Copies of all lines containing the string "rules" are needed from the data below.

*** Block opens ***

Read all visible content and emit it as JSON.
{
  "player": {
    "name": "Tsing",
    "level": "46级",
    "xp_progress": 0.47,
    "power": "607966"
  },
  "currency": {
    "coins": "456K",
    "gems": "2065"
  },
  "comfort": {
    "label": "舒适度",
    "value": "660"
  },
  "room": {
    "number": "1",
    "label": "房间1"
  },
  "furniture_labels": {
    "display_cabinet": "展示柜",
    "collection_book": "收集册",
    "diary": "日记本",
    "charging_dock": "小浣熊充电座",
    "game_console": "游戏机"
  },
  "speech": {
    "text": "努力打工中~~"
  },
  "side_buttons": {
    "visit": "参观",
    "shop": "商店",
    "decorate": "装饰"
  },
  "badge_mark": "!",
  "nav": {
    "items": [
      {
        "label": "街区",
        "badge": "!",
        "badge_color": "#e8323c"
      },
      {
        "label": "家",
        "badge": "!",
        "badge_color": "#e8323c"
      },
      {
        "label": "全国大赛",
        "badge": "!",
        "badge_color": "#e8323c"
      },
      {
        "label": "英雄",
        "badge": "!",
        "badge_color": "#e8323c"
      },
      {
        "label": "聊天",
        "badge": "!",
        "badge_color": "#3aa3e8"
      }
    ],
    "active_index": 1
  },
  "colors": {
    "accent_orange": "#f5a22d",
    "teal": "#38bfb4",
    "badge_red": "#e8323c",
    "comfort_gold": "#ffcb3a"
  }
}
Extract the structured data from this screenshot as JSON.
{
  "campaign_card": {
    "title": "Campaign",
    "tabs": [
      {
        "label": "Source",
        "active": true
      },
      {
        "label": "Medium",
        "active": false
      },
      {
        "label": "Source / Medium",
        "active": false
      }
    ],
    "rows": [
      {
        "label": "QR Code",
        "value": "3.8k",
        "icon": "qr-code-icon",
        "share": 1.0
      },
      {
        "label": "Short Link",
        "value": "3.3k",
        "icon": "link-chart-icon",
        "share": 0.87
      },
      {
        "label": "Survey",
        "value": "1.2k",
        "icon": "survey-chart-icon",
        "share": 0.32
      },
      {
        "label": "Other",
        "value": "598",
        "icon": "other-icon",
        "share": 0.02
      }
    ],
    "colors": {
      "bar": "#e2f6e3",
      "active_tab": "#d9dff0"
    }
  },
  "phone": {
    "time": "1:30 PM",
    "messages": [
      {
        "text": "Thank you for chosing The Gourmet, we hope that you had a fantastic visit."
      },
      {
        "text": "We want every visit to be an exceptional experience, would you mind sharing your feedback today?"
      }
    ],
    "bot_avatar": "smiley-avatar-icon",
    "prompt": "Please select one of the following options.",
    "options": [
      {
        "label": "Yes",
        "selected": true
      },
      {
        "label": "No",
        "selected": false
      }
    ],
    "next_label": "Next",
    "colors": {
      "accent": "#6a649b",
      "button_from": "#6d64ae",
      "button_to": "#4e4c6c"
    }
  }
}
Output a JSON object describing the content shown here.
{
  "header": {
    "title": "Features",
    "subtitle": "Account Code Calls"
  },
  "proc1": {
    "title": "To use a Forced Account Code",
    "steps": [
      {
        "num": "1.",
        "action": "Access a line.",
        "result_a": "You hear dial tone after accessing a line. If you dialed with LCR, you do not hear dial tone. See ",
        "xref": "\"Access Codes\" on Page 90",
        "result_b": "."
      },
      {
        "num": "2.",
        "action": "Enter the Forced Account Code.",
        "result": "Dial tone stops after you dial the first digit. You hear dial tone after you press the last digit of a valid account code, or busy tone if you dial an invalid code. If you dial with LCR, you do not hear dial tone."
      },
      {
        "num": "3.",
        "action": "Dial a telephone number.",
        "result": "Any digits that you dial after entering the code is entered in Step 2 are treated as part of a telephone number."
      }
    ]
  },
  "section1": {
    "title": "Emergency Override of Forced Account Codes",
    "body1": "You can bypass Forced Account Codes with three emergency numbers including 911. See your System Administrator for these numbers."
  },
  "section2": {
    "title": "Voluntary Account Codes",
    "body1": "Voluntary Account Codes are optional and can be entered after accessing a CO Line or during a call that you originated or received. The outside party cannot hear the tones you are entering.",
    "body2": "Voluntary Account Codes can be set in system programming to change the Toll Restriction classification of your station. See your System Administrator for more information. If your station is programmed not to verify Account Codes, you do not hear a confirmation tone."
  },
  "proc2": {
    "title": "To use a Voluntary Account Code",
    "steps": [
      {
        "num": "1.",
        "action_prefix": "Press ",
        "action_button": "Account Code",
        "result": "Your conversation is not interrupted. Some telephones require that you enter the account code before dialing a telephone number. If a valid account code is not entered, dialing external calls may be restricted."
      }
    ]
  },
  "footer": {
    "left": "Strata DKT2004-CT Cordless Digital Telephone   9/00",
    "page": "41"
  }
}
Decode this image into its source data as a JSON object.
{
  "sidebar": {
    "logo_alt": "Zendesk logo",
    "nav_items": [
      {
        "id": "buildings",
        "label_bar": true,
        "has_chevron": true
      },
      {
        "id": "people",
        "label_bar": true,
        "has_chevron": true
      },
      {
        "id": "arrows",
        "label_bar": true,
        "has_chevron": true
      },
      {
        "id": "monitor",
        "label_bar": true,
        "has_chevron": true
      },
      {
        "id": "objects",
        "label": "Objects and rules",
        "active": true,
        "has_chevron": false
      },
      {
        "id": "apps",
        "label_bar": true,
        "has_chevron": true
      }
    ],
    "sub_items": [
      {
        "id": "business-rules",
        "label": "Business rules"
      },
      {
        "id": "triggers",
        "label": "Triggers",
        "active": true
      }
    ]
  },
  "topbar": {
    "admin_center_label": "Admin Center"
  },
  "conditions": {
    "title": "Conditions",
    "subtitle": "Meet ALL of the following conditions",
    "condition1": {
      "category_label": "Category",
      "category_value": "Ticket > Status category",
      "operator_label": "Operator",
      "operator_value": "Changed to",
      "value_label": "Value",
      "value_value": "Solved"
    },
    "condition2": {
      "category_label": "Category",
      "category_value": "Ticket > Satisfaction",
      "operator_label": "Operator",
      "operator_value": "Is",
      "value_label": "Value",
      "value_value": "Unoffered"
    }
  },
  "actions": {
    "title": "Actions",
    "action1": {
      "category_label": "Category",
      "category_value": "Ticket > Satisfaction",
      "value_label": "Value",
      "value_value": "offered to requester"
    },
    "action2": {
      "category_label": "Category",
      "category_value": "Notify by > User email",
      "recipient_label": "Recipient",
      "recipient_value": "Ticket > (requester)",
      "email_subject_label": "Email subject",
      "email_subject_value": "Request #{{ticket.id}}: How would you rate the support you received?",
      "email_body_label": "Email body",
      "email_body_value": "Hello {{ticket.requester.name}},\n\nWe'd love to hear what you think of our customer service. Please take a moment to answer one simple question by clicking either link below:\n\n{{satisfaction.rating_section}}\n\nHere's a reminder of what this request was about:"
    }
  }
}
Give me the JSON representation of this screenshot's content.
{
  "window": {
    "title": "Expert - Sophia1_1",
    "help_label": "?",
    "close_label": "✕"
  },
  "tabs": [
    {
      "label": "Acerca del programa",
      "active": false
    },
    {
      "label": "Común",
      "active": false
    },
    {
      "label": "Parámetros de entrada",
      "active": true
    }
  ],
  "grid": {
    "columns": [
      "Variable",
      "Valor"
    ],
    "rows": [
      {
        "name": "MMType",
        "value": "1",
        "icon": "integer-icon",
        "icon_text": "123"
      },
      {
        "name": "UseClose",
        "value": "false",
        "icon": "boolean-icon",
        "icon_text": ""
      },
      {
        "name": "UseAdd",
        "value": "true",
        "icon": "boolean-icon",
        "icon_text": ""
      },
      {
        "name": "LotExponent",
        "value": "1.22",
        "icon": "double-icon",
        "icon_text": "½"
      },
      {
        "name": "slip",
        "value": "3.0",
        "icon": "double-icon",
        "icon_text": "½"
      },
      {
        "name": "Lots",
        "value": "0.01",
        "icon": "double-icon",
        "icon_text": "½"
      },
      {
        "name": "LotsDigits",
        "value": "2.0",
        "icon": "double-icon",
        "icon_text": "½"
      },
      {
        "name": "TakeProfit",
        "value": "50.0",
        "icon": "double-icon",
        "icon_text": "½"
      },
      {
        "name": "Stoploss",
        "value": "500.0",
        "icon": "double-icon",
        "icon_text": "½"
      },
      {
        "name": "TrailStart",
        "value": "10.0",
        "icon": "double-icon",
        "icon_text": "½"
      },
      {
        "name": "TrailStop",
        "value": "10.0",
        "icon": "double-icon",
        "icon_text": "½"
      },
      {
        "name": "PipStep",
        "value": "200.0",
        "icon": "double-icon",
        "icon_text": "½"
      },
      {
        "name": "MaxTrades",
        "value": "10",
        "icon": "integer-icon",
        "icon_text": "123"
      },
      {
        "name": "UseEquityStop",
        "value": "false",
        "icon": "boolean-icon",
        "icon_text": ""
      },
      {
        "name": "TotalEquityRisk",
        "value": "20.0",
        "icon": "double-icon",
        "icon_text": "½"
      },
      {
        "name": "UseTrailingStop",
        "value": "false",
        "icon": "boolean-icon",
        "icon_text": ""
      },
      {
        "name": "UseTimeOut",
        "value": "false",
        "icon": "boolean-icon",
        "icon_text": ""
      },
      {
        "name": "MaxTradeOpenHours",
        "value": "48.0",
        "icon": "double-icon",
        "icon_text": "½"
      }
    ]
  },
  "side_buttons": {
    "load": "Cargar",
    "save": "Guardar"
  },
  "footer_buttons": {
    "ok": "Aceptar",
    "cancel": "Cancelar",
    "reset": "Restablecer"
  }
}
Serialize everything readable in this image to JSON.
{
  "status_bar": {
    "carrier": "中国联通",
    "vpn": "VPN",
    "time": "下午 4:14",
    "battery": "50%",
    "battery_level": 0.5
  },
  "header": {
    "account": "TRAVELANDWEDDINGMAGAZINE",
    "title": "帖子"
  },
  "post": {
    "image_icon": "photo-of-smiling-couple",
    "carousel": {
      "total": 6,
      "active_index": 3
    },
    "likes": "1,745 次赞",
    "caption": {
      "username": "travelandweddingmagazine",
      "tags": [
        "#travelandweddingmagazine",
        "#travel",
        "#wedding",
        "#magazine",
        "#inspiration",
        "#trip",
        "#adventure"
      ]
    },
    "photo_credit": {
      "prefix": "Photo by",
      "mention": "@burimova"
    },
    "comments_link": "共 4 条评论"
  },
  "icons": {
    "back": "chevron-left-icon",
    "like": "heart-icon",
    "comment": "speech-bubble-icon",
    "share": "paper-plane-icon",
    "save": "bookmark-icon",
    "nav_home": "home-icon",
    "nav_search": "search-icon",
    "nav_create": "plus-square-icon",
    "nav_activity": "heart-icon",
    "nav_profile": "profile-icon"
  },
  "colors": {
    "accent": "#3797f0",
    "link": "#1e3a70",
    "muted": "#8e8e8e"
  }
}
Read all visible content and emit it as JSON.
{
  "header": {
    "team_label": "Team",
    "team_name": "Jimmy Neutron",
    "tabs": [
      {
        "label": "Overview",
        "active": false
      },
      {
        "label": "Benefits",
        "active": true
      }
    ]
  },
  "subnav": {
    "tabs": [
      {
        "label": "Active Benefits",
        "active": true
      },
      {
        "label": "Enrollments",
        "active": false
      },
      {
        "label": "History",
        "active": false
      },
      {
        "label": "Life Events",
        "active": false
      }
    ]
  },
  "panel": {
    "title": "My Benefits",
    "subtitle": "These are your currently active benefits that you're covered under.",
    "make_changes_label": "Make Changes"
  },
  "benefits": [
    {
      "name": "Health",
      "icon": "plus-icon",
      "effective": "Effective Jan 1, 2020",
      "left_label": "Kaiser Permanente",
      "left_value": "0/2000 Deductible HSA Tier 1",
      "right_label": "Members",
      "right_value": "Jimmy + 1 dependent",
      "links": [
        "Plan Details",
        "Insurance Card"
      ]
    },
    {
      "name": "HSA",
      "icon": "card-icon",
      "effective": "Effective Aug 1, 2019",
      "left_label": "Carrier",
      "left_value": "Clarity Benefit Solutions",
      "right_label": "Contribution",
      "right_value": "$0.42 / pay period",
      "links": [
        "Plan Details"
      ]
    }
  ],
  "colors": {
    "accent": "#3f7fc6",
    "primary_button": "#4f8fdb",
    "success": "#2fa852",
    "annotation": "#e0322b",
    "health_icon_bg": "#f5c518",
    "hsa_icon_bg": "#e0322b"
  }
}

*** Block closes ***

* _Task response_:
        "label": "Objects and rules",
        "id": "business-rules",
        "label": "Business rules"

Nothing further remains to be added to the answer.